Fall 2022 - EDUC 475 D100
Designs for Learning: Elementary Mathematics (4)
Class Number: 6509
Delivery Method: In Person
Focuses on teaching elementary school mathematics. Students explore mathematical learning, their own mathematical thinking, and curriculum; and plan mathematical instruction within a consistent framework using appropriate instructional materials and methods. Quantitative.
Teaching today requires us to stretch, to teach differently than we were taught. The Mathematics curriculum in BC focusses on Big Ideas and delivers that understanding through Core and Curricular competencies. The BC curriculum is a ‘know’, ‘do’, ‘understand’ model with a far greater emphasis on the doing and understanding than ever before. Teaching mathematics in today’s world requires us to stretch and teach differently than we were taught.
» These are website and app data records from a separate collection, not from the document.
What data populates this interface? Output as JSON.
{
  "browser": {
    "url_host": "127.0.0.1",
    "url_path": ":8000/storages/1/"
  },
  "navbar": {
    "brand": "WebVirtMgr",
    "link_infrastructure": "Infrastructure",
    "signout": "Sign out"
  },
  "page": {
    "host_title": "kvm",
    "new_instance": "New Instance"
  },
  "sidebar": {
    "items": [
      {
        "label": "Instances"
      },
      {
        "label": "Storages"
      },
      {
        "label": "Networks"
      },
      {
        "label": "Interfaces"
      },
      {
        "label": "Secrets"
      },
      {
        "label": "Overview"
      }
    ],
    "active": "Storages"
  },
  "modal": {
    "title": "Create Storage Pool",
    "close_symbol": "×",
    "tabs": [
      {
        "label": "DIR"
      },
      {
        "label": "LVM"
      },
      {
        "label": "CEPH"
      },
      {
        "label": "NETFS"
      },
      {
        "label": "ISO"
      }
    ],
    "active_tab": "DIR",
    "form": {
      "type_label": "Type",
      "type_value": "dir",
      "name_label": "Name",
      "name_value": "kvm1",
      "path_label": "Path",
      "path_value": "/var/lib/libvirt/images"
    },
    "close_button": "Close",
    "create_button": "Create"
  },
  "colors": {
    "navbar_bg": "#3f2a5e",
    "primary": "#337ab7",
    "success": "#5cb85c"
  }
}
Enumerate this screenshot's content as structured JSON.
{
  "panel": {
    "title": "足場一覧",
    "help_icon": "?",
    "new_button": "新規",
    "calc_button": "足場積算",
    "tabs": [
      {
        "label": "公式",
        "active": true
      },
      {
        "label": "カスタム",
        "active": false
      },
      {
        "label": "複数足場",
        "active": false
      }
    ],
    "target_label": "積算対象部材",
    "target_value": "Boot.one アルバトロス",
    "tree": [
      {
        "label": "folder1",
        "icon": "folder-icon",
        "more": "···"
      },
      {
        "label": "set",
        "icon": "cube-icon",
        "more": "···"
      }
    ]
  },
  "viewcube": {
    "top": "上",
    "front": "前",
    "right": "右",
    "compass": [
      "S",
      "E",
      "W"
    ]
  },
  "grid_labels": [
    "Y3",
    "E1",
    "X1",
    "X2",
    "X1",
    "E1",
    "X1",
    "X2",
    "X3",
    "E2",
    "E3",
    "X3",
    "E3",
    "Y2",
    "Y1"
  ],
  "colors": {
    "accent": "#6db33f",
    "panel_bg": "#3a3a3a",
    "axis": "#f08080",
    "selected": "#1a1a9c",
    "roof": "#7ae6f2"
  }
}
Students today require us to stretch and teach differently than we were taught.
COURSE-LEVEL EDUCATIONAL GOALS:
To that end students will explore these essential questions:
* Who am I as a mathematician and how will that inform my teaching?
* What are the Big Ideas and how should they be addressed?
* What are the Core and Curricular competencies and how can I ensure that they ‘drive’ my mathematical teaching?
* How do I structure, organize, and manage my math class?
* How will I know what my students know and move them forward?
* What methods, tools and manipulatives will help deepen students’ understanding?
* How will I develop appropriate assessment tasks around Big Ideas and Curricular Competencies?
- Reflective Journal Assignment 25%
- Mathematics Problem Solving Assignment 25%
- Math Presentation 25%
- Final Written Assignment 25%
Small, Marion, (2017) Making Math Meaningful to Canadian Students, K – 8. Third Edition. Nelson Education. ISBN: 978-0-17-658255-5
REQUIRED READING NOTES:
Your personalized Course Material list, including digital and physical textbooks, are available through the SFU Bookstore website by simply entering your Computing ID at: shop.sfu.ca/course-materials/my-personalized-course-materials.
ACADEMIC INTEGRITY: YOUR WORK, YOUR SUCCESS
SFU’s Academic Integrity website http://www.sfu.ca/students/academicintegrity.html is filled with information on what is meant by academic dishonesty, where you can find resources to help with your studies and the consequences of cheating. Check out the site for more information and videos that help explain the issues in plain English.
Each student is responsible for his or her conduct as it affects the university community. Academic dishonesty, in whatever form, is ultimately destructive of the values of the university. Furthermore, it is unfair and discouraging to the majority of students who pursue their studies honestly. Scholarly integrity is required of all members of the university. http://www.sfu.ca/policies/gazette/student/s10-01.html